By Sandra Basu
WASHINGTON — With the majority of Americans who served in the military unaware of the benefits due them, the VA is working to ensure that all veterans are fully informed of their eligibility for healthcare and other services, lawmakers were told last month.
“Accessing healthcare has never been more simple. Across the country, Iraq and Afghanistan veterans are utilizing VA healthcare at a rate greater than any previous generation, including an unprecedented increase in the number of women receiving care at the VA,” said VA Assistant Secretary for Public and Intergovernmental Affairs Tommy Sowers, PhD.
Sowers made his statement at a hearing where lawmakers expressed concern that many veterans remain unaware that they qualify to access VA programs and benefits .
“No matter how good the programs are that the VA has, no matter how good the healthcare program may be or what they are doing with homelessness or many other areas, it doesn’t mean anything if the veteran does not know what that program is about,” said Senate Veterans’ Committee Chairman Sen. Bernie Sanders (I-VT).
Sowers acknowledged that outreach remains critical. Of the more than 22 million veterans in the United States, fewer than half are currently accessing any VA benefits, he said. In addition, a 2010 survey revealed almost 60% of veterans knew either “very little” or “nothing at all” about their VA benefits.
Responding to a question about what VA is doing to reach older veterans, such as Vietnam veterans, Sowers called the strategy “multifaceted.”
“Vietnam veterans are the largest proportion of veterans on Facebook, but it will require more than Facebook: It will require some direct face time as well,” he said.
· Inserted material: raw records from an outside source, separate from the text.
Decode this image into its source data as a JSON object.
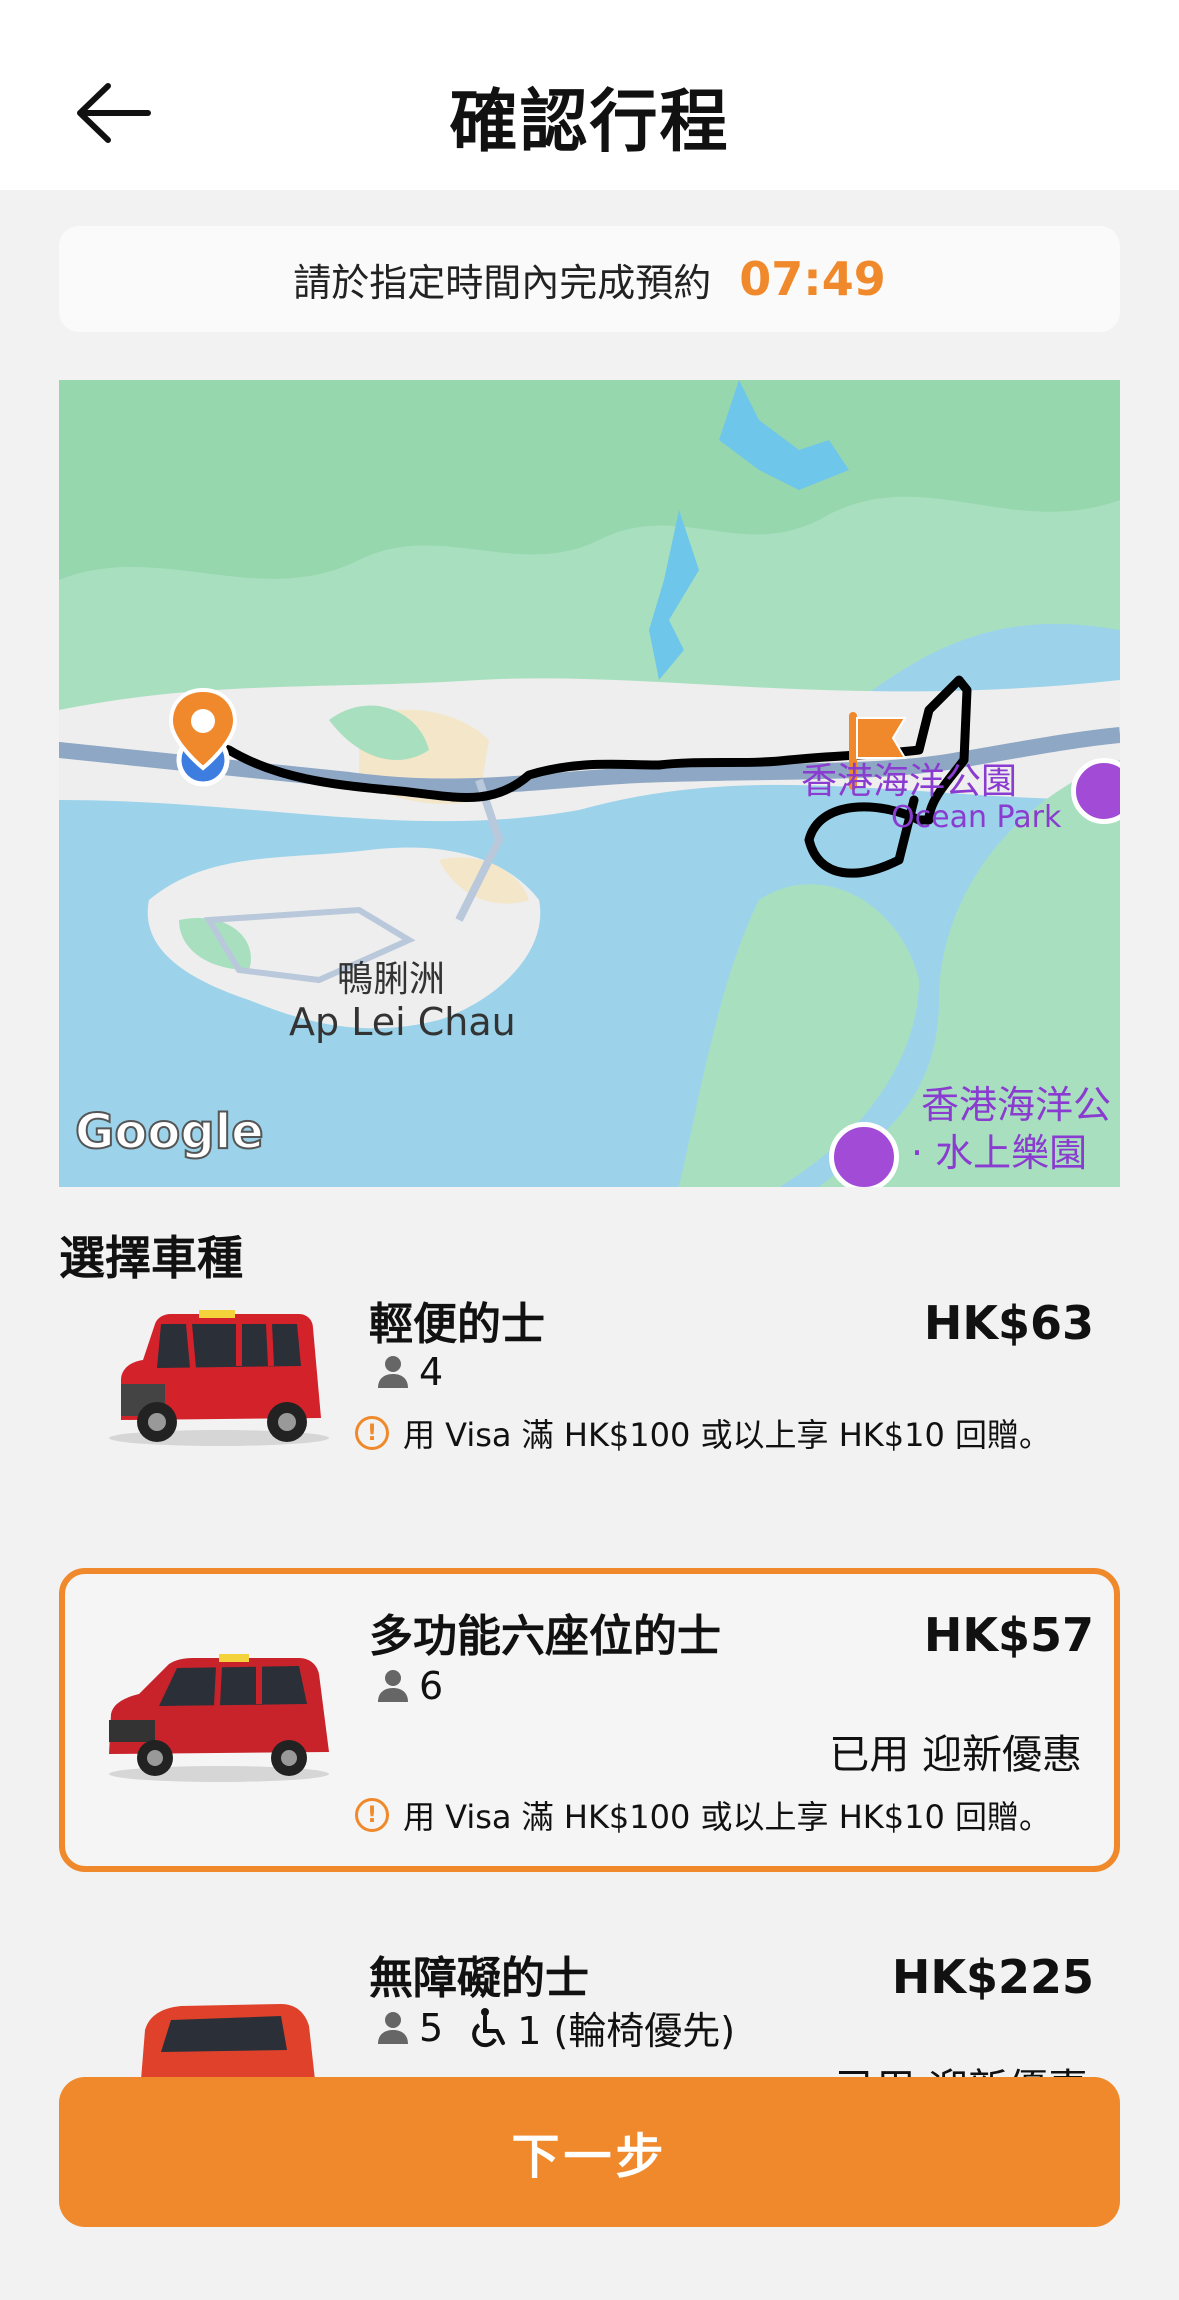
{
  "header": {
    "title": "確認行程"
  },
  "timer": {
    "text": "請於指定時間內完成預約",
    "value": "07:49"
  },
  "map": {
    "labels": {
      "ap_lei_chau_zh": "鴨脷洲",
      "ap_lei_chau_en": "Ap Lei Chau",
      "ocean_park_zh": "香港海洋公園",
      "ocean_park_en": "Ocean Park",
      "water_world_line1": "香港海洋公",
      "water_world_line2": "· 水上樂園",
      "google": "Google"
    }
  },
  "section": {
    "title": "選擇車種"
  },
  "vehicles": [
    {
      "name": "輕便的士",
      "price": "HK$63",
      "passengers": "4",
      "promo": "用 Visa 滿 HK$100 或以上享 HK$10 回贈。"
    },
    {
      "name": "多功能六座位的士",
      "price": "HK$57",
      "passengers": "6",
      "applied": "已用 迎新優惠",
      "promo": "用 Visa 滿 HK$100 或以上享 HK$10 回贈。"
    },
    {
      "name": "無障礙的士",
      "price": "HK$225",
      "passengers": "5",
      "wheelchair": "1 (輪椅優先)",
      "applied": "已用 迎新優惠"
    }
  ],
  "footer": {
    "next_label": "下一步"
  },
  "colors": {
    "accent": "#f0892b",
    "map_water": "#9cd3ea",
    "map_land": "#a8e0bf"
  },
  "icons": [
    "back-arrow-icon",
    "person-icon",
    "wheelchair-icon",
    "info-icon",
    "pickup-pin-icon",
    "destination-flag-icon",
    "attraction-icon"
  ]
}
Sowers also said that reaching this group through partner organizations is key, because Vietnam veterans “represent the largest cohort within the members of veteran service organizations.”
Iraq and Afghanistan veterans are eligible within five years from the date of discharge or release from active duty for up to five years of free healthcare. Sowers said 56% of the 1.5 million Iraq and Afghanistan veterans have utilized VA healthcare, a historically high number. Still, he acknowledged the agency has got to “do better.”
To reach even more veterans, VA recently initiated a campaign called “VA Access.” The campaign seeks to inform veterans of the care and benefits they have earned and how to access them, Sowers explained. As part of the campaign, VA was planning to release a national advertising campaign on radio, TV and billboards in late spring.
“VA Access is a multi-year communication and outreach effort involving our three administrations and staff offices,” he said. “We have incorporated best practices from the private sector, built in strategic and tactical objectives, set milestones, established quantifiable metrics to measure our performance. The central thing on how we measure our success is by the number of new customers, in our case veterans, who are accessing the system.”
Meanwhile, community-based organizations that provide service to veterans also weighed in on the issue, telling Congress about programs being employed to reach veterans when the federal government has failed to do so.
Coleman Nee, who heads up the Massachusetts Department of Veterans’ Services, told lawmakers that his state has found “it is not always a lack of resources” keeping veterans and their families from accessing help, but also a “lack of knowledge of those benefits and how to navigate the various bureaucracies associated with those benefits.”
Massachusetts’ programs to increase access for veterans could serve as national models, Nee said.
One of those programs, Statewide Advocacy for Veterans’ Empowerment (SAVE), “is comprised of veterans or family members of veterans who have lived through similar transitions and can use their experiences to build a rapport with veterans and/or veteran family members,” Nee cited. “It offers peer-to-peer crisis intervention, coupled with resource navigation to advocate for veterans who are not able to obtain the benefits they have earned due to institutional or personal barriers.”
Another advocate, Eric Weingartner, from the Robin Hood Foundation in New York, an advocacy group which fights poverty, told lawmakers that VA needs to do a better job of partnering with community programs to ensure veterans can connect to local resources.
“Literally, right now, veterans are walking in the door, and there is no structure around the ability to hand off a vet into community programs which makes up the vast majority of human services in any local community,” he said.
Lawmakers expressed agreement that more collaboration is needed between VA, state and local organizations to increase access to resources for veterans.
“We appreciate that, if we are going to do justice for our veterans — the older veterans and the ones that are just returning — we are going to need a very strong level of cooperation between the VA and other federal agencies and nonprofits and state agencies throughout the country,” Sanders said in concluding the hearing.
Please use screenshot at https://www.facebook.com/VAWelcomeHome as illustration.